After completing my own Zentangles, I knew I had to incorporate them into the classroom! This work is perfect for elementary-aged students. It is not only fun, but it develops mindfulness. You may or may not know this about me, but I am always on the lookout for new ways to promote mindfulness in the classroom! 

Why? Because mindfulness is a practical life skill. It allows us to be aware of our surroundings; it allows us to enjoy the present moment; it allows us to acknowledge our feelings and emotions. Practicing mindfulness increases focus and reduces stress. In the classroom, mindfulness can help students concentrate on their work and enjoy their learning! If you haven't already, I encourage you to read more about mindfulness in the classroom. There is some promising research in the works!

As Zentangles are drawn in pen, there is no erasing. This should be a quiet and meditative work, because concentration and focus are encouraged when drawing the intricate and detailed designs. Zentangles also teach students that it's okay to make mistakes. Something beautiful can always come from mistakes made along the way! 

On top of that, Zentangles can combine the Elements of Art. Most notably, lines, but also color, space, perspective, and even form. This makes Zentangles the perfect follow-up work to your art lessons!

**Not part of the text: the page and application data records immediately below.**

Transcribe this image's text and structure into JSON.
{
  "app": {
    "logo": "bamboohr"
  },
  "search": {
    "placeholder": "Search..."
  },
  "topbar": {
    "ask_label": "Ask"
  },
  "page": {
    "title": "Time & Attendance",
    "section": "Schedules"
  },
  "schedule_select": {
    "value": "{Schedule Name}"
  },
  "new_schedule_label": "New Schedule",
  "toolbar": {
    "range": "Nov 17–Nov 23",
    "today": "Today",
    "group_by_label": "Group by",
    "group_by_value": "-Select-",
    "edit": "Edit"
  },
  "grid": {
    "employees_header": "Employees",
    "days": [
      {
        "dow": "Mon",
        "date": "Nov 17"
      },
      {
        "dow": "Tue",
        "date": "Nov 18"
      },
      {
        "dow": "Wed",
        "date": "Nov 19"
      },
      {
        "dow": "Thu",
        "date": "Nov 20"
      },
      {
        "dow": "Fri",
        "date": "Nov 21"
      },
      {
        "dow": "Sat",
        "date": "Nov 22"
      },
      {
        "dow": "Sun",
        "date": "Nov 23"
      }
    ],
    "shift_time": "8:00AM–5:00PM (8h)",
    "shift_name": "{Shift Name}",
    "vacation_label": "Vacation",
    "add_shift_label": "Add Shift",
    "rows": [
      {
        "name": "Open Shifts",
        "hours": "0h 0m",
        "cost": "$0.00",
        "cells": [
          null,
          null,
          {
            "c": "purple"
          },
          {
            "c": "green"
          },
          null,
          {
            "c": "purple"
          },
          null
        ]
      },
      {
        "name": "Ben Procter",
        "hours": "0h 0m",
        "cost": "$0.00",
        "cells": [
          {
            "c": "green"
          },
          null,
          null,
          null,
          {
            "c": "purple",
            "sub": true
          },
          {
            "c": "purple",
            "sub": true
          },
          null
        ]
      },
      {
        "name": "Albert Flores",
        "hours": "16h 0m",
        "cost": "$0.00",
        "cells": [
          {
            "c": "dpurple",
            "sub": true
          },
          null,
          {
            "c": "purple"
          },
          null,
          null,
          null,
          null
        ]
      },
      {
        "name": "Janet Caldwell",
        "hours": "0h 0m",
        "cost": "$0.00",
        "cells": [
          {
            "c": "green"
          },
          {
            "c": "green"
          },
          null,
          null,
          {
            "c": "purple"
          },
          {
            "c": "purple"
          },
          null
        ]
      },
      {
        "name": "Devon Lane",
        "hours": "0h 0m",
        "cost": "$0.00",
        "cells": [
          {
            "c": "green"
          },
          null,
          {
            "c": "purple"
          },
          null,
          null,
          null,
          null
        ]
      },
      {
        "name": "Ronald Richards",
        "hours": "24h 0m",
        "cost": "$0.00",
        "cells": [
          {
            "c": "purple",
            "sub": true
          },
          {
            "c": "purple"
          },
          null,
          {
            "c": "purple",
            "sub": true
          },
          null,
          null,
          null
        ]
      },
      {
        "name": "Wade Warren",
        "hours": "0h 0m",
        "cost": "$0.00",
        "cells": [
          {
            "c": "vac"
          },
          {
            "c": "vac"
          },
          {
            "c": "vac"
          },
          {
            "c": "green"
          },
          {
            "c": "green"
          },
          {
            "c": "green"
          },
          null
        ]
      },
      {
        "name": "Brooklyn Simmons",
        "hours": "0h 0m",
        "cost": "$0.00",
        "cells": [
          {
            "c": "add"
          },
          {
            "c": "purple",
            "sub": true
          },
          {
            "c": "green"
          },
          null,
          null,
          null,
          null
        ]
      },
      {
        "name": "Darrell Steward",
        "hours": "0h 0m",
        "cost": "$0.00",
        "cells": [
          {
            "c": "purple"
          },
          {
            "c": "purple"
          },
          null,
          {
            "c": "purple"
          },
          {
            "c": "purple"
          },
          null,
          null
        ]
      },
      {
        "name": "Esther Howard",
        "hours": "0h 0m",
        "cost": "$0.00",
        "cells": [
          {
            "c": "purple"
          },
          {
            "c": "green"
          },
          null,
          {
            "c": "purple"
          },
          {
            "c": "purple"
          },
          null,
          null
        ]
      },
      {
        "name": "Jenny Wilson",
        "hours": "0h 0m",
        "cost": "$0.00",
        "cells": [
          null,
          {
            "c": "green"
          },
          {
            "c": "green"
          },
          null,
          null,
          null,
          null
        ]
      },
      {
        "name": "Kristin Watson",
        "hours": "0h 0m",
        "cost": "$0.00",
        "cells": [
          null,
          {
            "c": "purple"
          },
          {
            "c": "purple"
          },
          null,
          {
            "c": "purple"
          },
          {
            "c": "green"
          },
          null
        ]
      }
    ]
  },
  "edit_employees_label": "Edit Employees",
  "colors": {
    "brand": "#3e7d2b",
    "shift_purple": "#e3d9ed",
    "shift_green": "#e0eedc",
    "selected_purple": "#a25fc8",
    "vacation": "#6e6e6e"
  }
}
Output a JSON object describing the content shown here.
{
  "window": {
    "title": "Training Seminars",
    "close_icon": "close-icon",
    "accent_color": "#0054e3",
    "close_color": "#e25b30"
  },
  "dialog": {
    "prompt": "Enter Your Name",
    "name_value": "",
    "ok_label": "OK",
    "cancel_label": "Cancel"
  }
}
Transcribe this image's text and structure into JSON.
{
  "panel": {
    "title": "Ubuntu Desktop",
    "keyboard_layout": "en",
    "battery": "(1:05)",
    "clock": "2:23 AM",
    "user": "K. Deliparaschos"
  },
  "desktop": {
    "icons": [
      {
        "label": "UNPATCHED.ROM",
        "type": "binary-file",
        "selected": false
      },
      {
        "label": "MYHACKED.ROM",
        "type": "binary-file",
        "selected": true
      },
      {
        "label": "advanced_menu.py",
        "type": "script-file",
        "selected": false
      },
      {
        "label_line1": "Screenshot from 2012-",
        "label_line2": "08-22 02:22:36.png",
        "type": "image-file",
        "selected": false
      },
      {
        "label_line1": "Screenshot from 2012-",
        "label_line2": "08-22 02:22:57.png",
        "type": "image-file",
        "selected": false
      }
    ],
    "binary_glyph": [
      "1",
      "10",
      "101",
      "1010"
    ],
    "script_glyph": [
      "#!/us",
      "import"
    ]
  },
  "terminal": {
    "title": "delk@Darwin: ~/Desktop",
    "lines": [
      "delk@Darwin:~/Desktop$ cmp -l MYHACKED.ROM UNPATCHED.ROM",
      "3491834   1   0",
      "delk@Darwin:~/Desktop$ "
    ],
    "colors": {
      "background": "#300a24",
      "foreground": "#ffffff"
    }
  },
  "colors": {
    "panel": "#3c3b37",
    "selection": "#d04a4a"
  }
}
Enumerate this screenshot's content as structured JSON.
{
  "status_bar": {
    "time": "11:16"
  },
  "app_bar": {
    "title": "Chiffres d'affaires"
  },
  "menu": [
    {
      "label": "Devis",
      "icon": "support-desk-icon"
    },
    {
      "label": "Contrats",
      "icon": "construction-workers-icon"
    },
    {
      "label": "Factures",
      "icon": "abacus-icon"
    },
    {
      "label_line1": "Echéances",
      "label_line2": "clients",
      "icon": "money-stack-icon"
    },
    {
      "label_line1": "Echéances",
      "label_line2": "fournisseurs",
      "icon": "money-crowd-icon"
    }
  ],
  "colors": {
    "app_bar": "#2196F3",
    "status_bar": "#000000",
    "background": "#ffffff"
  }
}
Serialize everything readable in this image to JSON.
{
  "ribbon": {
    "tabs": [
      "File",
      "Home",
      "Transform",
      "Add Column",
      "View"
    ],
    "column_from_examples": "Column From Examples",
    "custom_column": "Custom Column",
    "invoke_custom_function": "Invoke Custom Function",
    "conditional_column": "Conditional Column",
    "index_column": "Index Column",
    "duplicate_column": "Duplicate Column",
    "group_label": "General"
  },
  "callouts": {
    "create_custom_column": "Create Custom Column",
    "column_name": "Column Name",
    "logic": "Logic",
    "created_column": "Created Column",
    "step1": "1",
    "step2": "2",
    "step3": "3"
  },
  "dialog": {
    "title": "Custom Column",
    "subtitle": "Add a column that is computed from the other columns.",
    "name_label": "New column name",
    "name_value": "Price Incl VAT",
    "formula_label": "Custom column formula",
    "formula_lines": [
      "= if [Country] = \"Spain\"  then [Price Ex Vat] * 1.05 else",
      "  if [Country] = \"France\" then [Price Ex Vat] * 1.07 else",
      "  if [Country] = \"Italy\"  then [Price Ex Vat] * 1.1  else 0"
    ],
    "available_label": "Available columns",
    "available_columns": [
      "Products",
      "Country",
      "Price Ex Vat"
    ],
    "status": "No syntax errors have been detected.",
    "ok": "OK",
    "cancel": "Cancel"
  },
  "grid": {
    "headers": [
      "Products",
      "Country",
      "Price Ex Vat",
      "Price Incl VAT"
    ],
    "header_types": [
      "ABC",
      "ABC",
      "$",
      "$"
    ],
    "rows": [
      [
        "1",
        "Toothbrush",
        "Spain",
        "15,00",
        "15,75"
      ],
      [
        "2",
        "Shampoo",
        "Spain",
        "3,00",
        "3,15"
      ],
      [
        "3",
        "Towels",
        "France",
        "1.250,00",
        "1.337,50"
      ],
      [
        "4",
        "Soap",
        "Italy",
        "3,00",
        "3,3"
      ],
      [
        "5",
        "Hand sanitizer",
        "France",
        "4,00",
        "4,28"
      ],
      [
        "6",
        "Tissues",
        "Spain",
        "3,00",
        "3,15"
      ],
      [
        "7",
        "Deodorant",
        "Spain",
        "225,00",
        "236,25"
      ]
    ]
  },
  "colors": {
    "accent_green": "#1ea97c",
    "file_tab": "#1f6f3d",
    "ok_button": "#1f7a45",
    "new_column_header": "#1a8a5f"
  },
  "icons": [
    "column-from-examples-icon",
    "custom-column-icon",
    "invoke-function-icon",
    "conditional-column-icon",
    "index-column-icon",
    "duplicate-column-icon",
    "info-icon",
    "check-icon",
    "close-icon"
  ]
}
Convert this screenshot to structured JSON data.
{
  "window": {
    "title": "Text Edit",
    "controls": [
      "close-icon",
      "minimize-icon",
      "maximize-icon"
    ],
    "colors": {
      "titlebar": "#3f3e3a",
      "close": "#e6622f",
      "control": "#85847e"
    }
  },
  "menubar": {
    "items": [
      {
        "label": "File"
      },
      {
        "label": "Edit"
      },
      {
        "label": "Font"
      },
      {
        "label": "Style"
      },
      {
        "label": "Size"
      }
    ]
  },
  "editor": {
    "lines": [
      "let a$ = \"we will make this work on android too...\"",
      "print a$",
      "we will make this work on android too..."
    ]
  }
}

For an elementary Montessori prepared environment, this work could be placed on the art shelf or on the peace shelf, depending on how you intend it to be used. Your set-up would include a tray that holds a limited number of tiles, a few micron pens to choose from, and three or four simple step-by-step pattern examples. You could also include photos of Zentangles done by others for inspiration!

A lovely mix of student work and my own.

A lovely mix of student work and my own.

For further work with Zentangles, students might try incorporating colored pencils, watercolors, or even ultra-fine point, colored Sharpies into their artworkAs students learn new patterns and designs, they begin to feel more confident in including Zentangles into other artforms as well. I've seen a student draw a self-portrait with a background of Zentangles. I've had students make Zentangle magnets. I've even seen Zentangle bookmarks! The creativity and possibilities are truly boundless. 

If you are interested in making your own Zentangles or introducing them to your students, here are some other great resources to get you started:

Peace Education

Today I am brainstorming and prepping for the coming school year. I'm feeling like peace education is more important than ever...

Please share any thoughts or ideas on how you incorporate peace education into your classroom or home! I'll share more of my own as they come together.